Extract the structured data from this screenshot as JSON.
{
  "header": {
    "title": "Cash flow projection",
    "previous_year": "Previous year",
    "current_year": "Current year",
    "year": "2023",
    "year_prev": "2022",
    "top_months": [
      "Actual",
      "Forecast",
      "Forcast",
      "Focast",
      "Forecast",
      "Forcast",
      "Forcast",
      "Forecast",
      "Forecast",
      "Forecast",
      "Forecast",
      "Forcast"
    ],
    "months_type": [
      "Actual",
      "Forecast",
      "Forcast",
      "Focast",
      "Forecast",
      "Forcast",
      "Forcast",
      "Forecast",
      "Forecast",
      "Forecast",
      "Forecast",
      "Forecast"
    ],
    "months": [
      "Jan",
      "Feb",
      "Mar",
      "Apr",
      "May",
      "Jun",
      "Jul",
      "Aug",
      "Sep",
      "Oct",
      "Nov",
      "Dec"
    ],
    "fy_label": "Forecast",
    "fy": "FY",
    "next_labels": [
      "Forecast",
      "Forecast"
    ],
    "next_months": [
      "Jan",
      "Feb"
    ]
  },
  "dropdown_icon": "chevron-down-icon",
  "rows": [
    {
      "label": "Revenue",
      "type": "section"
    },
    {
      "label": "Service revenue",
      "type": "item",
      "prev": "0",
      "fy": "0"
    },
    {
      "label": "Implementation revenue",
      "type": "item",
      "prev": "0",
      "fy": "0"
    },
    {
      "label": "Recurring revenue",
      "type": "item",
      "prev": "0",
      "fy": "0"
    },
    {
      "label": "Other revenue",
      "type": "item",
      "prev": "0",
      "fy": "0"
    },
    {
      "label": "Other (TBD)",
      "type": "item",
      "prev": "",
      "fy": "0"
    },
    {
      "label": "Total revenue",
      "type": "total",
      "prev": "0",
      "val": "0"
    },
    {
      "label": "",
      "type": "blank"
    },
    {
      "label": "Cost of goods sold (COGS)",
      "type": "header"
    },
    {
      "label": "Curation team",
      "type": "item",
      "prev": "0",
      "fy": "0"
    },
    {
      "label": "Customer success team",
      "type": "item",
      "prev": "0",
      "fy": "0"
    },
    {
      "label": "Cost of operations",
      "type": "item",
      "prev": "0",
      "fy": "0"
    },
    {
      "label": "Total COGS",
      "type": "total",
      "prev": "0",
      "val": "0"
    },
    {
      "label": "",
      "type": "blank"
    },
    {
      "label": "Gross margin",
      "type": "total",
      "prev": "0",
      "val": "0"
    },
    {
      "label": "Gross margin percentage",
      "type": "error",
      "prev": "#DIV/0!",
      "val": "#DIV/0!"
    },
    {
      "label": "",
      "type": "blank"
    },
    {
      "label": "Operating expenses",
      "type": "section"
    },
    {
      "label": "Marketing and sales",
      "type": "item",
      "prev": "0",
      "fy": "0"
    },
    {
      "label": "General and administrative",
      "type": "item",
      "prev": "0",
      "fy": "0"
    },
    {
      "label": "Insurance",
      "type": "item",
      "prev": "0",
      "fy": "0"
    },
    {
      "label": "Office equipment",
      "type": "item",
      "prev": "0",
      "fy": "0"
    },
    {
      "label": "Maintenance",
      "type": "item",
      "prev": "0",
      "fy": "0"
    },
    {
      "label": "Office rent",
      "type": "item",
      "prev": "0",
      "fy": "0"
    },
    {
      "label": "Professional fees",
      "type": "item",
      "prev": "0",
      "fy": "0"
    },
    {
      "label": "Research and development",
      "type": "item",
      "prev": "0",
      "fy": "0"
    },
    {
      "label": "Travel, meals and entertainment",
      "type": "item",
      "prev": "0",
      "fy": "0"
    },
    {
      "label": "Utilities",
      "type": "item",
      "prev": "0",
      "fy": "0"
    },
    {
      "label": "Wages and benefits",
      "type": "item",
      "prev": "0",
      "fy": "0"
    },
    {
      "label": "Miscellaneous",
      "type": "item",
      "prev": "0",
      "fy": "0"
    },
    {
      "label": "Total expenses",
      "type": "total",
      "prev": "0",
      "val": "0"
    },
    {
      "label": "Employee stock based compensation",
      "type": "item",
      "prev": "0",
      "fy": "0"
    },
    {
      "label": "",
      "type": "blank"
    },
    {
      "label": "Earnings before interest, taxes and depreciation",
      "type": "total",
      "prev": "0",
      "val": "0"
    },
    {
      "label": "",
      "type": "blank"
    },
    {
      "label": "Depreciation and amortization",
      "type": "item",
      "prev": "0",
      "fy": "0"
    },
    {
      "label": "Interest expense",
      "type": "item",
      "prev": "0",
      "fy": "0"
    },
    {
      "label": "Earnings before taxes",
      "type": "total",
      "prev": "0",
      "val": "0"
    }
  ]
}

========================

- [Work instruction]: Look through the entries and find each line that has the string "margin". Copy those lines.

- [Answer]:
      "label": "Gross margin",
      "label": "Gross margin percentage",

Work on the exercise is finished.